C-terminal domain catalyzes proteolysis of itself into N- and C-terminal halves & simultaneously attaches a cholesterol molecuel to the new C-terminis of the N-terminal signaling domain
signaling domain then has fatty acid molecule covalently added to its N-temrinus, results in mature, dually lipidated HH ligand
what is primary HH receptor?
Ptch1, patched; 12 TM protein
describe signal transduction of Hedgehog in absence of HH ligand
1) Ptch1 inhibits signaling activity of Smo, another plasma membrane protein

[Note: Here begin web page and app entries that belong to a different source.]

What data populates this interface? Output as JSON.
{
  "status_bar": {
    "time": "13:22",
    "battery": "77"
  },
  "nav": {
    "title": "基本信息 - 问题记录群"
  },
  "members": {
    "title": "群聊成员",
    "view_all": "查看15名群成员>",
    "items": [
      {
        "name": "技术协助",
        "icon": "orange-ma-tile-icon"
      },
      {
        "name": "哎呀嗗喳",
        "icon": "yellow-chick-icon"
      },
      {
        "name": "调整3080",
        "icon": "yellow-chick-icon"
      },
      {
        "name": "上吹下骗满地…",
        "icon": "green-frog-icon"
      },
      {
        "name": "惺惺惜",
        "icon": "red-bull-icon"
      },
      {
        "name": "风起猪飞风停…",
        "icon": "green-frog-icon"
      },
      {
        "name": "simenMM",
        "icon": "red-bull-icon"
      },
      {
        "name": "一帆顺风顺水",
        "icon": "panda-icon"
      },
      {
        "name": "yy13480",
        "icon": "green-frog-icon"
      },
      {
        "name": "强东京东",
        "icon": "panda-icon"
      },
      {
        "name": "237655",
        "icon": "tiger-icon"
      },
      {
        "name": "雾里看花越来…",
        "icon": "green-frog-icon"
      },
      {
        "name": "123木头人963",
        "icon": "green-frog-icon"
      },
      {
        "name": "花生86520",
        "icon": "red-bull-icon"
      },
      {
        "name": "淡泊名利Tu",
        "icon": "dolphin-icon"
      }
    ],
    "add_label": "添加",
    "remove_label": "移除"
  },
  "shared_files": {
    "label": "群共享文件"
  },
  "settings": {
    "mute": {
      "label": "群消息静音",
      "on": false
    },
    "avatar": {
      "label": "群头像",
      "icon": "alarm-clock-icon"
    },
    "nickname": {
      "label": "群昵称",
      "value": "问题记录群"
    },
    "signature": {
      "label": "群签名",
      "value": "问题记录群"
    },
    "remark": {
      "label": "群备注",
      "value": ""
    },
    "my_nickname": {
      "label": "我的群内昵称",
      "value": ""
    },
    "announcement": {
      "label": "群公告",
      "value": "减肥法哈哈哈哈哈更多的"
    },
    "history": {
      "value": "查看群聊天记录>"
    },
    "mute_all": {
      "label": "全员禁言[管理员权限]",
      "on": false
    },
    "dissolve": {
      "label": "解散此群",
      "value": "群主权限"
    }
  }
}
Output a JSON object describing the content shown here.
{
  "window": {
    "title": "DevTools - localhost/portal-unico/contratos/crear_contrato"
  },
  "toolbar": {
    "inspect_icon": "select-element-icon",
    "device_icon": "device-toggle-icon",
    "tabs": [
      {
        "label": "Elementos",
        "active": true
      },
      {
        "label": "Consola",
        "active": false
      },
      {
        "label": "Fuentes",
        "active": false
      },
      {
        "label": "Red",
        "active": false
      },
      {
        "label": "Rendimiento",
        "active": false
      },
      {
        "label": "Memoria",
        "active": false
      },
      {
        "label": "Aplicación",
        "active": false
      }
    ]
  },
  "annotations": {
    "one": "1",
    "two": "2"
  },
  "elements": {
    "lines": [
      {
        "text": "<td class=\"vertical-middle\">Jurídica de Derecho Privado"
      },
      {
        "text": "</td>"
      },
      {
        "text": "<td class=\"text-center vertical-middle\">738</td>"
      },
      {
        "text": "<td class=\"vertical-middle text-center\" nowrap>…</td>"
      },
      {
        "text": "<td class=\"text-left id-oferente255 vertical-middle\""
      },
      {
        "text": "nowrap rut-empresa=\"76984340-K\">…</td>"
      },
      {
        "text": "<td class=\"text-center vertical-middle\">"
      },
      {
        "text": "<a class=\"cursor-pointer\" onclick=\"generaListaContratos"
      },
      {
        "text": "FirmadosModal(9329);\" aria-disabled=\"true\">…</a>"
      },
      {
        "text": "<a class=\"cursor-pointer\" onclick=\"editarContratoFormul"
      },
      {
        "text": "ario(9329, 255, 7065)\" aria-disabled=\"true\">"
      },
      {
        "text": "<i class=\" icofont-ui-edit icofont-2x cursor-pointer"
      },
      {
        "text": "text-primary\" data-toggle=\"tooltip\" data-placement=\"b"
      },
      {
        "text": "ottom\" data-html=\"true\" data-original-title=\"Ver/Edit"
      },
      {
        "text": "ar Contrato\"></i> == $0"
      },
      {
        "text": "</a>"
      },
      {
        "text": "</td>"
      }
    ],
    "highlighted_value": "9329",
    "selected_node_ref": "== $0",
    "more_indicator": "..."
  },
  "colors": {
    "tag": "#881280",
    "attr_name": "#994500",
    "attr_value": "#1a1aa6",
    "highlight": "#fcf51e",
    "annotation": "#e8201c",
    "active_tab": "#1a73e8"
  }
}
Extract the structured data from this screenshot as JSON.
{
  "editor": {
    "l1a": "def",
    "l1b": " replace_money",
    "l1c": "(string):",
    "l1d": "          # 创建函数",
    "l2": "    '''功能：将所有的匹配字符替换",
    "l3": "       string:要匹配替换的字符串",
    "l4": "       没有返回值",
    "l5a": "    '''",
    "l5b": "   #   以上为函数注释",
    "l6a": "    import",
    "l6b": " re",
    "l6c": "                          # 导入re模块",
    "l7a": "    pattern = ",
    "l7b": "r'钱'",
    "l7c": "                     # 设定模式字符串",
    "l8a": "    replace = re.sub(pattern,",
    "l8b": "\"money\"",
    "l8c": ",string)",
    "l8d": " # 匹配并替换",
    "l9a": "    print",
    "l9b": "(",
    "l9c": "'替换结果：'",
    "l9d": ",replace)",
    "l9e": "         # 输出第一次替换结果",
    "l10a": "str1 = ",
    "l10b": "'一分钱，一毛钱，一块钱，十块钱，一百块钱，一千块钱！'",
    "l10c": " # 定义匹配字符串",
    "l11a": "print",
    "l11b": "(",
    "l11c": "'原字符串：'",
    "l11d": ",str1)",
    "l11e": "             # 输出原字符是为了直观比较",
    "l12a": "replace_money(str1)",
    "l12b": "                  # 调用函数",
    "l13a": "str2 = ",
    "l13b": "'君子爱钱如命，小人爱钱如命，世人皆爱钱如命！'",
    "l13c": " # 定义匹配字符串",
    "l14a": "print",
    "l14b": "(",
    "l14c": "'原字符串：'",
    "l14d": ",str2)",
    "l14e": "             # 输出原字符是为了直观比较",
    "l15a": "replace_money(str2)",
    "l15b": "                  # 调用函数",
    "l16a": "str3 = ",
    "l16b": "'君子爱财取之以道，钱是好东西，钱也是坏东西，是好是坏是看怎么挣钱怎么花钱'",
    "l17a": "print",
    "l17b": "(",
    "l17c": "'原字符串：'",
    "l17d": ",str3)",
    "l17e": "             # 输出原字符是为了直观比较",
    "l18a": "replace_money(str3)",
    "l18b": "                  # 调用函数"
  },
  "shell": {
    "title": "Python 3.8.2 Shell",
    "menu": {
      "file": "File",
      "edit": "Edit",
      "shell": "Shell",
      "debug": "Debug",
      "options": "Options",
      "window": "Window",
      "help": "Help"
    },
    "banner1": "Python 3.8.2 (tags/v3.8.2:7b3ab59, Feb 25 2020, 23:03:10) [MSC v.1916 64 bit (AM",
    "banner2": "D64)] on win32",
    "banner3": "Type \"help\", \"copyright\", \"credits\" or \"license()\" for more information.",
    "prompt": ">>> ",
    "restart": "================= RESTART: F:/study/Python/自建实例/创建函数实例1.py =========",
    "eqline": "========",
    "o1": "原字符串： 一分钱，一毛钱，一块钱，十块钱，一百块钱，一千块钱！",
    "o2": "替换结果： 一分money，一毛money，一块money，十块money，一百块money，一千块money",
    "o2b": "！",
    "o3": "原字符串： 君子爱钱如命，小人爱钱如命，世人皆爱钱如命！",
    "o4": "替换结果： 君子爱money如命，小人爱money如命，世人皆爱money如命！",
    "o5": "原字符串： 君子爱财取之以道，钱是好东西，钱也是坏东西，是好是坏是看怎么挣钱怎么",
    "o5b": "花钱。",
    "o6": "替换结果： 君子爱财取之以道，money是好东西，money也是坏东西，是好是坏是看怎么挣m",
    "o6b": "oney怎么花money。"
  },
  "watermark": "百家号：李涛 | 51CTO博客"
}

2) If no Smo signaling, Gli, txn factor, is phosphorylated by PKA, CK1, GSK3-beta, Gli is thus proteolytically cleaved into GliR, repressor form
3) GliR enters nucleus, inhibits HH pathway target gene expression
describe signal transduction of Hedgehog in presence of HH ligand
1) HH binds Ptch1, relieves Ptch1-mediated inhibition of Smo
2) Smo signals to prevent phosphorylation & proteolytic cleavage of Gli
3) Full-length, activated Gli protein (GliA) enters nucleus, activates expression of HH pathway target genes
what makes the Hedgehog pathway so unique?
Ptch1 is actively inhibiting Smo without the binding of any ligand
this is v different from GPCR or RTK pathways
what is significant about relationship between the primary cilium and HH signaling?
primary cilium is microtubule-based organelle, present on almost all cell types
HH signaling requires the primary cilium, most components of HH pathway localize to the primary cilium: Ptch1 is found there, Gli proteolytic cleave to GliR occurs there
In HH presence, Ptch1 exits the cilium, Smo enteres the cilium, Gli cleave stops, leading to GliA formation
what is Gorlin syndrome, what is its cause?
basal nevus syndrome
mutations in Ptch1 result in Smo signlaling, leads to constituitive HH signaling
Causes Gorlin syndrome, which causes basal cell carcinoma of skin/medulloblastoma
Ptch1 = tumor suppressor gene, then!
what do mutations in Sonic hedgehog cause?
holonprosencephaly - birth defect include cyclopia or embryonic death
cyclopamine, chemical that binds and inhibits Smo, involved